Dataset rows for apps and sites:
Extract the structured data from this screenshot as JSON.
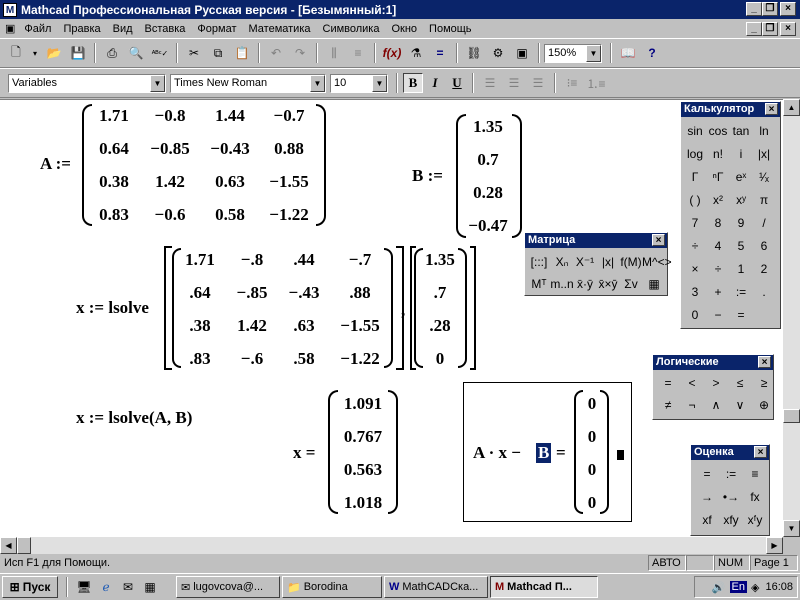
{
  "window": {
    "title": "Mathcad Профессиональная Русская версия - [Безымянный:1]",
    "icon": "mathcad-icon"
  },
  "menu": [
    "Файл",
    "Правка",
    "Вид",
    "Вставка",
    "Формат",
    "Математика",
    "Символика",
    "Окно",
    "Помощь"
  ],
  "format_toolbar": {
    "style": "Variables",
    "font": "Times New Roman",
    "size": "10",
    "bold": "B",
    "italic": "I",
    "underline": "U"
  },
  "zoom": "150%",
  "doc": {
    "a_label": "A :=",
    "a_matrix": [
      [
        "1.71",
        "−0.8",
        "1.44",
        "−0.7"
      ],
      [
        "0.64",
        "−0.85",
        "−0.43",
        "0.88"
      ],
      [
        "0.38",
        "1.42",
        "0.63",
        "−1.55"
      ],
      [
        "0.83",
        "−0.6",
        "0.58",
        "−1.22"
      ]
    ],
    "b_label": "B :=",
    "b_vector": [
      "1.35",
      "0.7",
      "0.28",
      "−0.47"
    ],
    "x1_label": "x := lsolve",
    "lsolve_matrix": [
      [
        "1.71",
        "−.8",
        ".44",
        "−.7"
      ],
      [
        ".64",
        "−.85",
        "−.43",
        ".88"
      ],
      [
        ".38",
        "1.42",
        ".63",
        "−1.55"
      ],
      [
        ".83",
        "−.6",
        ".58",
        "−1.22"
      ]
    ],
    "comma": ",",
    "lsolve_vector": [
      "1.35",
      ".7",
      ".28",
      "0"
    ],
    "x2_label": "x := lsolve(A, B)",
    "x_eq": "x =",
    "x_result": [
      "1.091",
      "0.767",
      "0.563",
      "1.018"
    ],
    "check_a": "A · x −",
    "check_b": "B",
    "check_eq": "=",
    "check_result": [
      "0",
      "0",
      "0",
      "0"
    ]
  },
  "palettes": {
    "calc": {
      "title": "Калькулятор",
      "keys": [
        [
          "sin",
          "cos",
          "tan",
          "ln"
        ],
        [
          "log",
          "n!",
          "i",
          "|x|"
        ],
        [
          "Γ",
          "ⁿΓ",
          "eˣ",
          "¹⁄ₓ"
        ],
        [
          "( )",
          "x²",
          "xʸ",
          "π"
        ],
        [
          "7",
          "8",
          "9",
          "/"
        ],
        [
          "÷",
          "4",
          "5",
          "6"
        ],
        [
          "×",
          "÷",
          "1",
          "2"
        ],
        [
          "3",
          "+",
          ":=",
          "."
        ],
        [
          "0",
          "−",
          "=",
          ""
        ]
      ]
    },
    "matrix": {
      "title": "Матрица",
      "keys": [
        [
          "[:::]",
          "Xₙ",
          "X⁻¹",
          "|x|",
          "f(M)",
          "M^<>"
        ],
        [
          "Mᵀ",
          "m..n",
          "x̄·ȳ",
          "x̄×ȳ",
          "Σv",
          "▦"
        ]
      ]
    },
    "logic": {
      "title": "Логические",
      "keys": [
        [
          "=",
          "<",
          ">",
          "≤",
          "≥"
        ],
        [
          "≠",
          "¬",
          "∧",
          "∨",
          "⊕"
        ]
      ]
    },
    "eval": {
      "title": "Оценка",
      "keys": [
        [
          "=",
          ":=",
          "≡"
        ],
        [
          "→",
          "•→",
          "fx"
        ],
        [
          "xf",
          "xfy",
          "xᶠy"
        ]
      ]
    }
  },
  "status": {
    "help": "Исп F1 для Помощи.",
    "auto": "АВТО",
    "num": "NUM",
    "page": "Page 1"
  },
  "taskbar": {
    "start": "Пуск",
    "tasks": [
      "lugovcova@...",
      "Borodina",
      "MathCADCка...",
      "Mathcad П..."
    ],
    "lang": "En",
    "clock": "16:08"
  }
}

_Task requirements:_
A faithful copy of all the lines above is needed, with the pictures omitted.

_Solved exercise:_
Extract the structured data from this screenshot as JSON.
{
  "window": {
    "title": "Mathcad Профессиональная Русская версия - [Безымянный:1]",
    "icon": "mathcad-icon"
  },
  "menu": [
    "Файл",
    "Правка",
    "Вид",
    "Вставка",
    "Формат",
    "Математика",
    "Символика",
    "Окно",
    "Помощь"
  ],
  "format_toolbar": {
    "style": "Variables",
    "font": "Times New Roman",
    "size": "10",
    "bold": "B",
    "italic": "I",
    "underline": "U"
  },
  "zoom": "150%",
  "doc": {
    "a_label": "A :=",
    "a_matrix": [
      [
        "1.71",
        "−0.8",
        "1.44",
        "−0.7"
      ],
      [
        "0.64",
        "−0.85",
        "−0.43",
        "0.88"
      ],
      [
        "0.38",
        "1.42",
        "0.63",
        "−1.55"
      ],
      [
        "0.83",
        "−0.6",
        "0.58",
        "−1.22"
      ]
    ],
    "b_label": "B :=",
    "b_vector": [
      "1.35",
      "0.7",
      "0.28",
      "−0.47"
    ],
    "x1_label": "x := lsolve",
    "lsolve_matrix": [
      [
        "1.71",
        "−.8",
        ".44",
        "−.7"
      ],
      [
        ".64",
        "−.85",
        "−.43",
        ".88"
      ],
      [
        ".38",
        "1.42",
        ".63",
        "−1.55"
      ],
      [
        ".83",
        "−.6",
        ".58",
        "−1.22"
      ]
    ],
    "comma": ",",
    "lsolve_vector": [
      "1.35",
      ".7",
      ".28",
      "0"
    ],
    "x2_label": "x := lsolve(A, B)",
    "x_eq": "x =",
    "x_result": [
      "1.091",
      "0.767",
      "0.563",
      "1.018"
    ],
    "check_a": "A · x −",
    "check_b": "B",
    "check_eq": "=",
    "check_result": [
      "0",
      "0",
      "0",
      "0"
    ]
  },
  "palettes": {
    "calc": {
      "title": "Калькулятор",
      "keys": [
        [
          "sin",
          "cos",
          "tan",
          "ln"
        ],
        [
          "log",
          "n!",
          "i",
          "|x|"
        ],
        [
          "Γ",
          "ⁿΓ",
          "eˣ",
          "¹⁄ₓ"
        ],
        [
          "( )",
          "x²",
          "xʸ",
          "π"
        ],
        [
          "7",
          "8",
          "9",
          "/"
        ],
        [
          "÷",
          "4",
          "5",
          "6"
        ],
        [
          "×",
          "÷",
          "1",
          "2"
        ],
        [
          "3",
          "+",
          ":=",
          "."
        ],
        [
          "0",
          "−",
          "=",
          ""
        ]
      ]
    },
    "matrix": {
      "title": "Матрица",
      "keys": [
        [
          "[:::]",
          "Xₙ",
          "X⁻¹",
          "|x|",
          "f(M)",
          "M^<>"
        ],
        [
          "Mᵀ",
          "m..n",
          "x̄·ȳ",
          "x̄×ȳ",
          "Σv",
          "▦"
        ]
      ]
    },
    "logic": {
      "title": "Логические",
      "keys": [
        [
          "=",
          "<",
          ">",
          "≤",
          "≥"
        ],
        [
          "≠",
          "¬",
          "∧",
          "∨",
          "⊕"
        ]
      ]
    },
    "eval": {
      "title": "Оценка",
      "keys": [
        [
          "=",
          ":=",
          "≡"
        ],
        [
          "→",
          "•→",
          "fx"
        ],
        [
          "xf",
          "xfy",
          "xᶠy"
        ]
      ]
    }
  },
  "status": {
    "help": "Исп F1 для Помощи.",
    "auto": "АВТО",
    "num": "NUM",
    "page": "Page 1"
  },
  "taskbar": {
    "start": "Пуск",
    "tasks": [
      "lugovcova@...",
      "Borodina",
      "MathCADCка...",
      "Mathcad П..."
    ],
    "lang": "En",
    "clock": "16:08"
  }
}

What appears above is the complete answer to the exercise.